Between 1945 and 1965, school taxes rose only 12 percent nationally, quite a small hit spread over two decades. Then suddenly the love affair with small farm America was rudely ended. Between 1966 and 1975, farm taxes more than doubled!
As farmers reeled from the blow, taxes tripled from this new high-altitude base between 1977 and 1993! Better than a 600-percent tax increase in less than three decades. Try to explain that any other way than deliberate social engineering.
More than a million agricultural properties were dumped on the housing market to be broken into tens of millions of housing plots. The feeding functions of the defunct farms was quickly absorbed by explosive expansions in corporate factory farms, whose increase was made inevitable by generous government subsidies and contracts. The strange career of post-WWII public education, what had been, until then, only a thinly-realized utopian dream to indoctrinate children into habits and attitudes congenial to a designing group’s plans, gave way to something far more sinister: It converted the forced-schooling institutions into a regular weapon of political and economic management—just as it had been in Prussia a century before.
For years afterward it was unheard of to encounter a school board without at least one member representing real-estate interests, often the loudest voice calling for "a quality education for our kids."
However prosperous they were in comparison to the farmers they displaced, the rootless people who accumulated on once-productive farmland -- for the most part corporate commuters who had learned to subordinate family ties and tradition to productivity -- came quickly to have a real need for their local schools to become total environments, asylums offering feeding, recreation, socialization, heath care, life counseling, et.al. The new people had many other fish to fry besides child-rearing. And in any case, were themselves leading proponents of specialization in child-rearing, as in industry -- having learned that in their colleges.

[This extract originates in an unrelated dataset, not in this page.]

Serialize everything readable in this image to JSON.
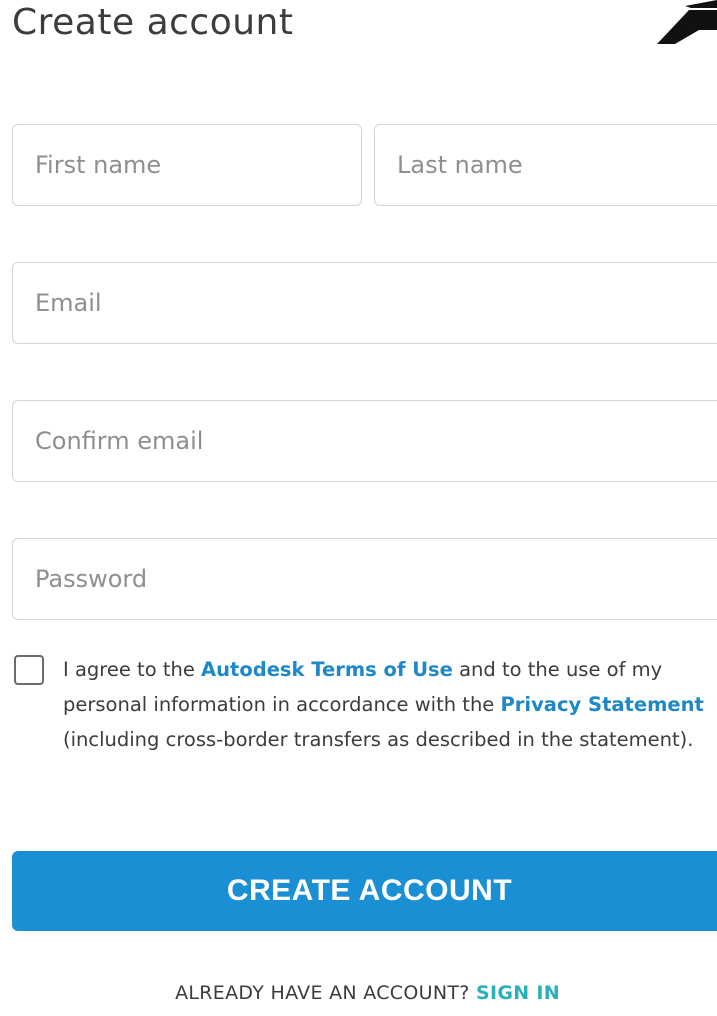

These new people who replaced farmers offered little resistance -- as farmers might have -- to further centralization of school governance. Step by step the new people were relegated to a minor role in the rearing of their own children, effectively disenfranchised from any real influence over school management. A management no longer local, but one compelled to answer first to an invisible management far away in the state capitals, which in turn was answerable to a variety of management’s even more remote and unknown to the public.
It was the Prussian formula translated into an American technocratic idiom, a formula which displaced social and economical management from local communities to professionalized, bureaucratic hierarchies and employed the schools in preparing children to become human resources in such a management system.

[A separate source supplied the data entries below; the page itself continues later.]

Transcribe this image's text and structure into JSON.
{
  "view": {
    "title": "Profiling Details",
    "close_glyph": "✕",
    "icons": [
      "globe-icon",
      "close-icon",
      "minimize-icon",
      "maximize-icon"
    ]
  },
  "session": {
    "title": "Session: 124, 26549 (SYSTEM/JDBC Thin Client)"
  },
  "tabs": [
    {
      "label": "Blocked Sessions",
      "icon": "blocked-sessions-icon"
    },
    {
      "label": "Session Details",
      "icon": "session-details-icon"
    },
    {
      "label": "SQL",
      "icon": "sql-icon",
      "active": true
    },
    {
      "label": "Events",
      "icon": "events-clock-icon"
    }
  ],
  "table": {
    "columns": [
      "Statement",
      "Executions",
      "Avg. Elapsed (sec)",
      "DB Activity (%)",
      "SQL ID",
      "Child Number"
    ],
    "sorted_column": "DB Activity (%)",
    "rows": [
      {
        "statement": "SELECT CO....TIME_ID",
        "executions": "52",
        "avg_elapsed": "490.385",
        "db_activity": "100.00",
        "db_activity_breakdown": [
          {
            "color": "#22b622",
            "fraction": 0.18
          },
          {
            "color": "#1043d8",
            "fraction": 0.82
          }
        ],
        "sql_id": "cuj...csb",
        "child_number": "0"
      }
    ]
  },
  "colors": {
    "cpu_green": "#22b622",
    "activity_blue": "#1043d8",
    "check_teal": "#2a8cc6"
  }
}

Don’t think of it as a conspiracy -- it was a managerial revolution which continues to this day, an exercise in utopia building in which all the major presumptions are based upon a very low opinion of human nature and human destiny.

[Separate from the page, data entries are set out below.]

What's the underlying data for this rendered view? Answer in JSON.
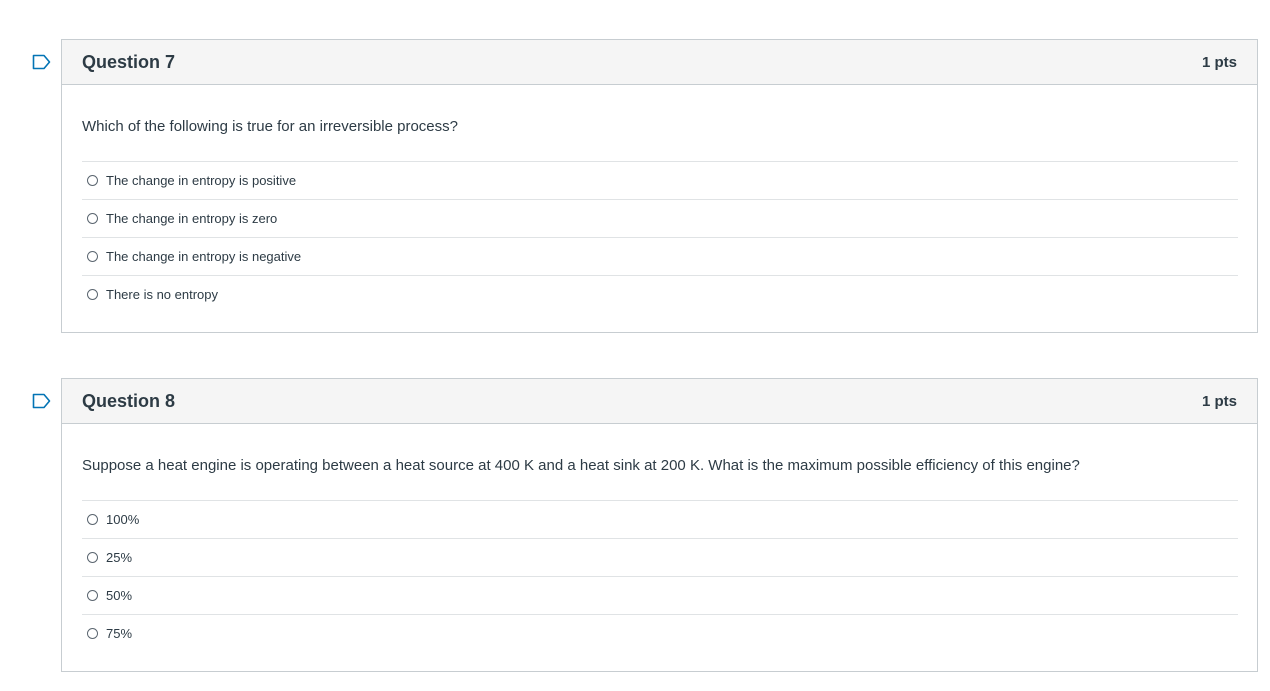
{
  "questions": [
    {
      "title": "Question 7",
      "points": "1 pts",
      "text": "Which of the following is true for an irreversible process?",
      "answers": [
        "The change in entropy is positive",
        "The change in entropy is zero",
        "The change in entropy is negative",
        "There is no entropy"
      ]
    },
    {
      "title": "Question 8",
      "points": "1 pts",
      "text": "Suppose a heat engine is operating between a heat source at 400 K and a heat sink at 200 K. What is the maximum possible efficiency of this engine?",
      "answers": [
        "100%",
        "25%",
        "50%",
        "75%"
      ]
    }
  ],
  "colors": {
    "flag": "#0374b5",
    "header_bg": "#f5f5f5",
    "border": "#c7cdd1",
    "text": "#2d3b45"
  }
}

I remember the words of poor, big-eared, Ross Perot, who told us the truth when he said, "They’ve stolen our country from us." Indeed they have. It is no longer either a democracy or a republic but something else which looks suspiciously like an empire. What Ross missed seeing was the nature of the tools used to do it and the reason why it was done. He missed, too, the ongoing role that captive children play in the process.
In my recent book, The Underground History of American Education, I’ve tried to supply the missing details about how we gradually had the idea of fundamental education taken away -- and the idea of quality education, and education run by officially-certified specialists and experts, put in its place.
All of us, that is, but the homeschoolers. J.T.G.
Copyright © 2001 by John Taylor Gatto. All rights reserved.Copyright © 2006 Modern Media